EXERCISE OBJECTIVE:
Each entry must be output exactly as it appears.

RECORDS TO USE:
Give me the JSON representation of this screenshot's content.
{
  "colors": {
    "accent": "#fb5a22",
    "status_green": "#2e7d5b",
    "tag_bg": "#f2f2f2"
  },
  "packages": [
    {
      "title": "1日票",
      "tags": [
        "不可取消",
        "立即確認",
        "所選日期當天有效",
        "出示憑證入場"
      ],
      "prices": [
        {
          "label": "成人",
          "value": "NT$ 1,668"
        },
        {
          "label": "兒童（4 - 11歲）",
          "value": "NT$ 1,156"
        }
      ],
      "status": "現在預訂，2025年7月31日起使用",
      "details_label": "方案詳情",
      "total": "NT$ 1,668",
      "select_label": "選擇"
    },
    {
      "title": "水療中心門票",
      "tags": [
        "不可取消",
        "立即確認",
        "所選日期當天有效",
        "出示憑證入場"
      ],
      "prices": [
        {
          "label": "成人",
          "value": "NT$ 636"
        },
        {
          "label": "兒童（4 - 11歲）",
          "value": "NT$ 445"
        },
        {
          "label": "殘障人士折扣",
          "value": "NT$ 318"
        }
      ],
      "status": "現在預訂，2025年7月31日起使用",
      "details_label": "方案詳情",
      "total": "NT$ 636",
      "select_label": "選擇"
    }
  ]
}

TASK RESPONSE:
Give me the JSON representation of this screenshot's content.
{
  "colors": {
    "accent": "#fb5a22",
    "status_green": "#2e7d5b",
    "tag_bg": "#f2f2f2"
  },
  "packages": [
    {
      "title": "1日票",
      "tags": [
        "不可取消",
        "立即確認",
        "所選日期當天有效",
        "出示憑證入場"
      ],
      "prices": [
        {
          "label": "成人",
          "value": "NT$ 1,668"
        },
        {
          "label": "兒童（4 - 11歲）",
          "value": "NT$ 1,156"
        }
      ],
      "status": "現在預訂，2025年7月31日起使用",
      "details_label": "方案詳情",
      "total": "NT$ 1,668",
      "select_label": "選擇"
    },
    {
      "title": "水療中心門票",
      "tags": [
        "不可取消",
        "立即確認",
        "所選日期當天有效",
        "出示憑證入場"
      ],
      "prices": [
        {
          "label": "成人",
          "value": "NT$ 636"
        },
        {
          "label": "兒童（4 - 11歲）",
          "value": "NT$ 445"
        },
        {
          "label": "殘障人士折扣",
          "value": "NT$ 318"
        }
      ],
      "status": "現在預訂，2025年7月31日起使用",
      "details_label": "方案詳情",
      "total": "NT$ 636",
      "select_label": "選擇"
    }
  ]
}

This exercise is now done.